[Exercise]: Since pictures do not belong in the copy, please repeat every record below exactly without them.
Material provided below:
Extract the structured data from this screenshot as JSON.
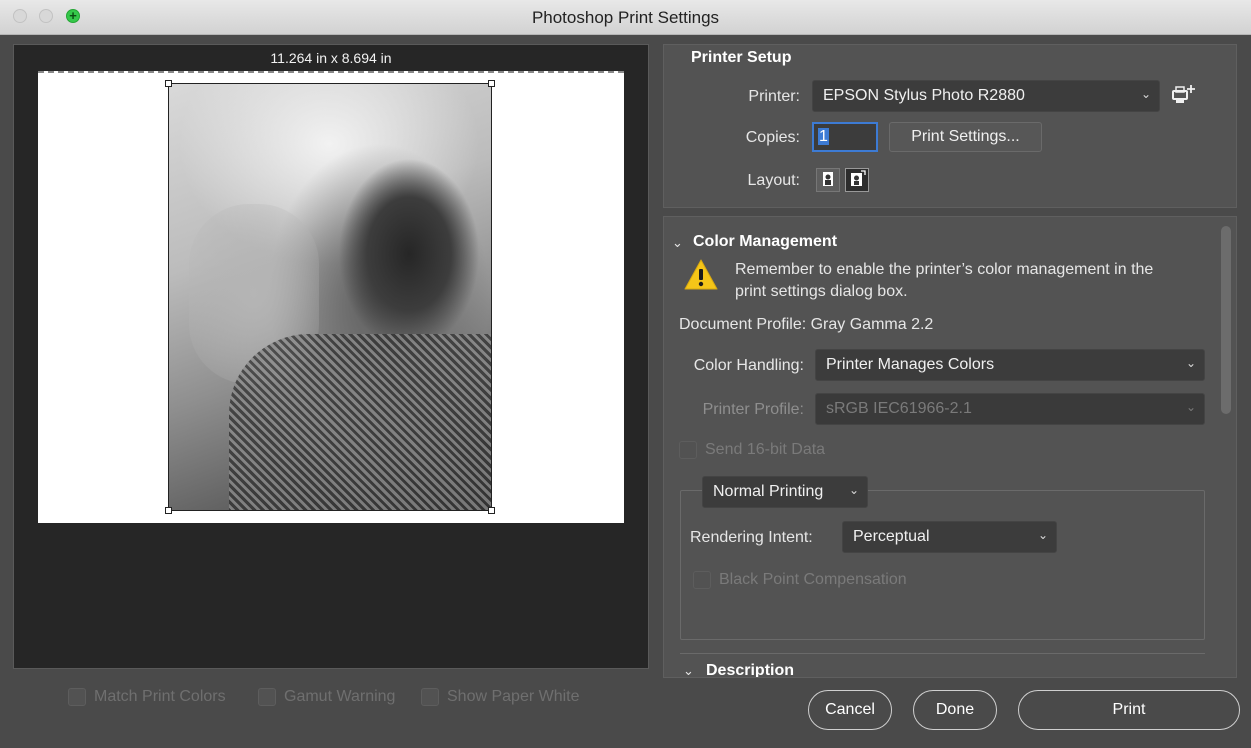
{
  "window": {
    "title": "Photoshop Print Settings"
  },
  "preview": {
    "paper_size": "11.264 in x 8.694 in"
  },
  "bottom_checks": [
    {
      "label": "Match Print Colors"
    },
    {
      "label": "Gamut Warning"
    },
    {
      "label": "Show Paper White"
    }
  ],
  "printer_setup": {
    "title": "Printer Setup",
    "printer_label": "Printer:",
    "printer_value": "EPSON Stylus Photo R2880",
    "copies_label": "Copies:",
    "copies_value": "1",
    "print_settings_button": "Print Settings...",
    "layout_label": "Layout:"
  },
  "color_management": {
    "title": "Color Management",
    "warning": "Remember to enable the printer’s color management in the print settings dialog box.",
    "document_profile": "Document Profile: Gray Gamma 2.2",
    "color_handling_label": "Color Handling:",
    "color_handling_value": "Printer Manages Colors",
    "printer_profile_label": "Printer Profile:",
    "printer_profile_value": "sRGB IEC61966-2.1",
    "send16_label": "Send 16-bit Data",
    "printing_mode": "Normal Printing",
    "rendering_intent_label": "Rendering Intent:",
    "rendering_intent_value": "Perceptual",
    "bpc_label": "Black Point Compensation"
  },
  "description": {
    "title": "Description"
  },
  "buttons": {
    "cancel": "Cancel",
    "done": "Done",
    "print": "Print"
  },
  "colors": {
    "accent": "#3d7bd4",
    "warning": "#f5c518",
    "zoom": "#35c84a"
  }
}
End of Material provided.
[Response to the exercise]:
Extract the structured data from this screenshot as JSON.
{
  "window": {
    "title": "Photoshop Print Settings"
  },
  "preview": {
    "paper_size": "11.264 in x 8.694 in"
  },
  "bottom_checks": [
    {
      "label": "Match Print Colors"
    },
    {
      "label": "Gamut Warning"
    },
    {
      "label": "Show Paper White"
    }
  ],
  "printer_setup": {
    "title": "Printer Setup",
    "printer_label": "Printer:",
    "printer_value": "EPSON Stylus Photo R2880",
    "copies_label": "Copies:",
    "copies_value": "1",
    "print_settings_button": "Print Settings...",
    "layout_label": "Layout:"
  },
  "color_management": {
    "title": "Color Management",
    "warning": "Remember to enable the printer’s color management in the print settings dialog box.",
    "document_profile": "Document Profile: Gray Gamma 2.2",
    "color_handling_label": "Color Handling:",
    "color_handling_value": "Printer Manages Colors",
    "printer_profile_label": "Printer Profile:",
    "printer_profile_value": "sRGB IEC61966-2.1",
    "send16_label": "Send 16-bit Data",
    "printing_mode": "Normal Printing",
    "rendering_intent_label": "Rendering Intent:",
    "rendering_intent_value": "Perceptual",
    "bpc_label": "Black Point Compensation"
  },
  "description": {
    "title": "Description"
  },
  "buttons": {
    "cancel": "Cancel",
    "done": "Done",
    "print": "Print"
  },
  "colors": {
    "accent": "#3d7bd4",
    "warning": "#f5c518",
    "zoom": "#35c84a"
  }
}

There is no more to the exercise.